- _ASSIGNMENT_
With no addition or omission, return the entries below.

- _PROVIDED ENTRIES_
────────────────────────────────────────

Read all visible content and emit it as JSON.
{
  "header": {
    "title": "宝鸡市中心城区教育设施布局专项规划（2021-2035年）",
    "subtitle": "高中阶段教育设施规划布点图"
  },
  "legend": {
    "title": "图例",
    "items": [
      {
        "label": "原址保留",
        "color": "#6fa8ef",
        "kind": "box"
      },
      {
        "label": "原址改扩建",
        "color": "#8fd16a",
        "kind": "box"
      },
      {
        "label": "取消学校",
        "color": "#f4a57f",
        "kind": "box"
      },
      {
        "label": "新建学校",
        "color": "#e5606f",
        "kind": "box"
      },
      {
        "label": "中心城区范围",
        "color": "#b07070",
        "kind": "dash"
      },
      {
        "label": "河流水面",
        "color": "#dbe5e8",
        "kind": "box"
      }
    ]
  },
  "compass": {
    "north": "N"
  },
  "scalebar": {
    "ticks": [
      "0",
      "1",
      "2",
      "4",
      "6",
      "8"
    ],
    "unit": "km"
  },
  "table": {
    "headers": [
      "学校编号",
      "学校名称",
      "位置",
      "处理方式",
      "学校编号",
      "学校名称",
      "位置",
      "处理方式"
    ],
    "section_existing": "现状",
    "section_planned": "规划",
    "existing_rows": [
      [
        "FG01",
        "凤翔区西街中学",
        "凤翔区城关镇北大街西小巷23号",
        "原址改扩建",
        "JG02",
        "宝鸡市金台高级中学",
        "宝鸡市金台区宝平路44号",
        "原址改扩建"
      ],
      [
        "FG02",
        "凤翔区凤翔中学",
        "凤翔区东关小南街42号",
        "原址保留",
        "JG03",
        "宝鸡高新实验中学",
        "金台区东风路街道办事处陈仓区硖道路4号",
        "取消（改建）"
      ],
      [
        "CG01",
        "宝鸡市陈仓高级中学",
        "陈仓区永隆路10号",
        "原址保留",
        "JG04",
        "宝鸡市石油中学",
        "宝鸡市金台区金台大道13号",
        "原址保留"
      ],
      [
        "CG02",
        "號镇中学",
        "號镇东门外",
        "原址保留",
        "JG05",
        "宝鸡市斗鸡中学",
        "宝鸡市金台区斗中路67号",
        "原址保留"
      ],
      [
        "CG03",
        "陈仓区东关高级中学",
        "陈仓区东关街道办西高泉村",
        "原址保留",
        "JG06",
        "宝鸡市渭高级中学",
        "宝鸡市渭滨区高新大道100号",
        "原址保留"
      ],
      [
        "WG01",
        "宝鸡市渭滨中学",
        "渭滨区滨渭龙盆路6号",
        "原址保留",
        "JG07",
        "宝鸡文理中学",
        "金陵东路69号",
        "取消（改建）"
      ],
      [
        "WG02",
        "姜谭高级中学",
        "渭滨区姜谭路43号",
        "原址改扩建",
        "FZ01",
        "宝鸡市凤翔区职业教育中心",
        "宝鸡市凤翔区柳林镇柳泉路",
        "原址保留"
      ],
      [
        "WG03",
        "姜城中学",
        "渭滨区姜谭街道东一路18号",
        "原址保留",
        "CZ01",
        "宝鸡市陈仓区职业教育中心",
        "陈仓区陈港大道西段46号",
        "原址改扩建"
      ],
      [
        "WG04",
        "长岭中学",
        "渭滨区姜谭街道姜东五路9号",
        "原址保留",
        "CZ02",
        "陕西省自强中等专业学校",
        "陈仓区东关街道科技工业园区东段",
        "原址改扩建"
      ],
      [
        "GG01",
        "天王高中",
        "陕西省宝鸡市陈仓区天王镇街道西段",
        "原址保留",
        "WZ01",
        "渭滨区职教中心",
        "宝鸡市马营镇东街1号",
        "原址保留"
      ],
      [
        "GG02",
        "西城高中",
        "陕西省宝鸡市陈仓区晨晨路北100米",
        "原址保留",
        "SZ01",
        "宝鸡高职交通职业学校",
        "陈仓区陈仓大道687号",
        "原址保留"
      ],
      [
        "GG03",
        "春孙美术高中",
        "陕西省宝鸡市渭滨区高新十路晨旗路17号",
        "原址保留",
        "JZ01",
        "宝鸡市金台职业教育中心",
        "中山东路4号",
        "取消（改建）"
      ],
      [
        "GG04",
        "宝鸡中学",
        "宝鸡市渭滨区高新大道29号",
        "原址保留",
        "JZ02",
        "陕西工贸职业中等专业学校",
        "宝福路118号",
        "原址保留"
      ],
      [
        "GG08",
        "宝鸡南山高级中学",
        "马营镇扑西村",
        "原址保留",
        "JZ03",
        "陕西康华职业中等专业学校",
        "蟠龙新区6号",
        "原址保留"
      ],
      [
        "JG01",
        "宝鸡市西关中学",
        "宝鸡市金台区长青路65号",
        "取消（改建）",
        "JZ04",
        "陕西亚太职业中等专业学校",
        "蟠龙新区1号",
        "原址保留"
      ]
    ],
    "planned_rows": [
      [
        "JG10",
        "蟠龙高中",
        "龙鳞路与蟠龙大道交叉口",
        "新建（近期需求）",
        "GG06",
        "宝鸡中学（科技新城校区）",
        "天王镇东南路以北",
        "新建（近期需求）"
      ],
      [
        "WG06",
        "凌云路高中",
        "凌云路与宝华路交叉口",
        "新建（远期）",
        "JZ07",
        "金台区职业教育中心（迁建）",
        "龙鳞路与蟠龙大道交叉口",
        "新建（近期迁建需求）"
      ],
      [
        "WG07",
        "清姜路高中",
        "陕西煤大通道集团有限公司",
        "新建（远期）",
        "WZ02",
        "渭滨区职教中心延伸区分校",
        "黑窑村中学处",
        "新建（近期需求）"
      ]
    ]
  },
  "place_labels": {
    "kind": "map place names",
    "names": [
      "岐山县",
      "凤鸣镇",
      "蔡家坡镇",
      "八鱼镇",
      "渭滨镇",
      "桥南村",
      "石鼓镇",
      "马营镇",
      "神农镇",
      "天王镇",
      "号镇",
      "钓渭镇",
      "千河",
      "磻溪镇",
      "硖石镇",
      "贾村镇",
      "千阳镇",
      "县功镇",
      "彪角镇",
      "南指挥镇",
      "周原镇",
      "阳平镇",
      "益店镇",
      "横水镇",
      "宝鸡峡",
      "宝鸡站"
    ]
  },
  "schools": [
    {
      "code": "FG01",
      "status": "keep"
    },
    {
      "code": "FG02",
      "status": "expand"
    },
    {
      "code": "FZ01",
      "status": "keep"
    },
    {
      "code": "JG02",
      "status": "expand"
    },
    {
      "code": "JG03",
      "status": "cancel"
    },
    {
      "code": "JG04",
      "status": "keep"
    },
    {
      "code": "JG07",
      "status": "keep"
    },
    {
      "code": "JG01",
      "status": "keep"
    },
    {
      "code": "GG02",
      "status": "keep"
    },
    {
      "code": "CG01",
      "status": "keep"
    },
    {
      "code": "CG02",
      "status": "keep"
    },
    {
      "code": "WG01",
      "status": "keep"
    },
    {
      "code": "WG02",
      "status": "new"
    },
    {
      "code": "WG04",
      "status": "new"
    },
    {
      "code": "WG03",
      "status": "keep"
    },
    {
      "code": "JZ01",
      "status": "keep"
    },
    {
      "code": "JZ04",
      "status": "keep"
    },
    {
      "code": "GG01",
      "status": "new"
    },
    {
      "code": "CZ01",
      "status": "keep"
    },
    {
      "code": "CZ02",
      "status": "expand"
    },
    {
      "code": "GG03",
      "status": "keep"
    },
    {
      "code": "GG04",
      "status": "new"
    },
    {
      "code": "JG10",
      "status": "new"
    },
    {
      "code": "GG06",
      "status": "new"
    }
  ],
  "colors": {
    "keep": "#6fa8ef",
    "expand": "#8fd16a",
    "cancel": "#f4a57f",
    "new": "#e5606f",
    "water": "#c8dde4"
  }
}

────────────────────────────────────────

- _TASK RESULT_
Read all visible content and emit it as JSON.
{
  "header": {
    "title": "宝鸡市中心城区教育设施布局专项规划（2021-2035年）",
    "subtitle": "高中阶段教育设施规划布点图"
  },
  "legend": {
    "title": "图例",
    "items": [
      {
        "label": "原址保留",
        "color": "#6fa8ef",
        "kind": "box"
      },
      {
        "label": "原址改扩建",
        "color": "#8fd16a",
        "kind": "box"
      },
      {
        "label": "取消学校",
        "color": "#f4a57f",
        "kind": "box"
      },
      {
        "label": "新建学校",
        "color": "#e5606f",
        "kind": "box"
      },
      {
        "label": "中心城区范围",
        "color": "#b07070",
        "kind": "dash"
      },
      {
        "label": "河流水面",
        "color": "#dbe5e8",
        "kind": "box"
      }
    ]
  },
  "compass": {
    "north": "N"
  },
  "scalebar": {
    "ticks": [
      "0",
      "1",
      "2",
      "4",
      "6",
      "8"
    ],
    "unit": "km"
  },
  "table": {
    "headers": [
      "学校编号",
      "学校名称",
      "位置",
      "处理方式",
      "学校编号",
      "学校名称",
      "位置",
      "处理方式"
    ],
    "section_existing": "现状",
    "section_planned": "规划",
    "existing_rows": [
      [
        "FG01",
        "凤翔区西街中学",
        "凤翔区城关镇北大街西小巷23号",
        "原址改扩建",
        "JG02",
        "宝鸡市金台高级中学",
        "宝鸡市金台区宝平路44号",
        "原址改扩建"
      ],
      [
        "FG02",
        "凤翔区凤翔中学",
        "凤翔区东关小南街42号",
        "原址保留",
        "JG03",
        "宝鸡高新实验中学",
        "金台区东风路街道办事处陈仓区硖道路4号",
        "取消（改建）"
      ],
      [
        "CG01",
        "宝鸡市陈仓高级中学",
        "陈仓区永隆路10号",
        "原址保留",
        "JG04",
        "宝鸡市石油中学",
        "宝鸡市金台区金台大道13号",
        "原址保留"
      ],
      [
        "CG02",
        "號镇中学",
        "號镇东门外",
        "原址保留",
        "JG05",
        "宝鸡市斗鸡中学",
        "宝鸡市金台区斗中路67号",
        "原址保留"
      ],
      [
        "CG03",
        "陈仓区东关高级中学",
        "陈仓区东关街道办西高泉村",
        "原址保留",
        "JG06",
        "宝鸡市渭高级中学",
        "宝鸡市渭滨区高新大道100号",
        "原址保留"
      ],
      [
        "WG01",
        "宝鸡市渭滨中学",
        "渭滨区滨渭龙盆路6号",
        "原址保留",
        "JG07",
        "宝鸡文理中学",
        "金陵东路69号",
        "取消（改建）"
      ],
      [
        "WG02",
        "姜谭高级中学",
        "渭滨区姜谭路43号",
        "原址改扩建",
        "FZ01",
        "宝鸡市凤翔区职业教育中心",
        "宝鸡市凤翔区柳林镇柳泉路",
        "原址保留"
      ],
      [
        "WG03",
        "姜城中学",
        "渭滨区姜谭街道东一路18号",
        "原址保留",
        "CZ01",
        "宝鸡市陈仓区职业教育中心",
        "陈仓区陈港大道西段46号",
        "原址改扩建"
      ],
      [
        "WG04",
        "长岭中学",
        "渭滨区姜谭街道姜东五路9号",
        "原址保留",
        "CZ02",
        "陕西省自强中等专业学校",
        "陈仓区东关街道科技工业园区东段",
        "原址改扩建"
      ],
      [
        "GG01",
        "天王高中",
        "陕西省宝鸡市陈仓区天王镇街道西段",
        "原址保留",
        "WZ01",
        "渭滨区职教中心",
        "宝鸡市马营镇东街1号",
        "原址保留"
      ],
      [
        "GG02",
        "西城高中",
        "陕西省宝鸡市陈仓区晨晨路北100米",
        "原址保留",
        "SZ01",
        "宝鸡高职交通职业学校",
        "陈仓区陈仓大道687号",
        "原址保留"
      ],
      [
        "GG03",
        "春孙美术高中",
        "陕西省宝鸡市渭滨区高新十路晨旗路17号",
        "原址保留",
        "JZ01",
        "宝鸡市金台职业教育中心",
        "中山东路4号",
        "取消（改建）"
      ],
      [
        "GG04",
        "宝鸡中学",
        "宝鸡市渭滨区高新大道29号",
        "原址保留",
        "JZ02",
        "陕西工贸职业中等专业学校",
        "宝福路118号",
        "原址保留"
      ],
      [
        "GG08",
        "宝鸡南山高级中学",
        "马营镇扑西村",
        "原址保留",
        "JZ03",
        "陕西康华职业中等专业学校",
        "蟠龙新区6号",
        "原址保留"
      ],
      [
        "JG01",
        "宝鸡市西关中学",
        "宝鸡市金台区长青路65号",
        "取消（改建）",
        "JZ04",
        "陕西亚太职业中等专业学校",
        "蟠龙新区1号",
        "原址保留"
      ]
    ],
    "planned_rows": [
      [
        "JG10",
        "蟠龙高中",
        "龙鳞路与蟠龙大道交叉口",
        "新建（近期需求）",
        "GG06",
        "宝鸡中学（科技新城校区）",
        "天王镇东南路以北",
        "新建（近期需求）"
      ],
      [
        "WG06",
        "凌云路高中",
        "凌云路与宝华路交叉口",
        "新建（远期）",
        "JZ07",
        "金台区职业教育中心（迁建）",
        "龙鳞路与蟠龙大道交叉口",
        "新建（近期迁建需求）"
      ],
      [
        "WG07",
        "清姜路高中",
        "陕西煤大通道集团有限公司",
        "新建（远期）",
        "WZ02",
        "渭滨区职教中心延伸区分校",
        "黑窑村中学处",
        "新建（近期需求）"
      ]
    ]
  },
  "place_labels": {
    "kind": "map place names",
    "names": [
      "岐山县",
      "凤鸣镇",
      "蔡家坡镇",
      "八鱼镇",
      "渭滨镇",
      "桥南村",
      "石鼓镇",
      "马营镇",
      "神农镇",
      "天王镇",
      "号镇",
      "钓渭镇",
      "千河",
      "磻溪镇",
      "硖石镇",
      "贾村镇",
      "千阳镇",
      "县功镇",
      "彪角镇",
      "南指挥镇",
      "周原镇",
      "阳平镇",
      "益店镇",
      "横水镇",
      "宝鸡峡",
      "宝鸡站"
    ]
  },
  "schools": [
    {
      "code": "FG01",
      "status": "keep"
    },
    {
      "code": "FG02",
      "status": "expand"
    },
    {
      "code": "FZ01",
      "status": "keep"
    },
    {
      "code": "JG02",
      "status": "expand"
    },
    {
      "code": "JG03",
      "status": "cancel"
    },
    {
      "code": "JG04",
      "status": "keep"
    },
    {
      "code": "JG07",
      "status": "keep"
    },
    {
      "code": "JG01",
      "status": "keep"
    },
    {
      "code": "GG02",
      "status": "keep"
    },
    {
      "code": "CG01",
      "status": "keep"
    },
    {
      "code": "CG02",
      "status": "keep"
    },
    {
      "code": "WG01",
      "status": "keep"
    },
    {
      "code": "WG02",
      "status": "new"
    },
    {
      "code": "WG04",
      "status": "new"
    },
    {
      "code": "WG03",
      "status": "keep"
    },
    {
      "code": "JZ01",
      "status": "keep"
    },
    {
      "code": "JZ04",
      "status": "keep"
    },
    {
      "code": "GG01",
      "status": "new"
    },
    {
      "code": "CZ01",
      "status": "keep"
    },
    {
      "code": "CZ02",
      "status": "expand"
    },
    {
      "code": "GG03",
      "status": "keep"
    },
    {
      "code": "GG04",
      "status": "new"
    },
    {
      "code": "JG10",
      "status": "new"
    },
    {
      "code": "GG06",
      "status": "new"
    }
  ],
  "colors": {
    "keep": "#6fa8ef",
    "expand": "#8fd16a",
    "cancel": "#f4a57f",
    "new": "#e5606f",
    "water": "#c8dde4"
  }
}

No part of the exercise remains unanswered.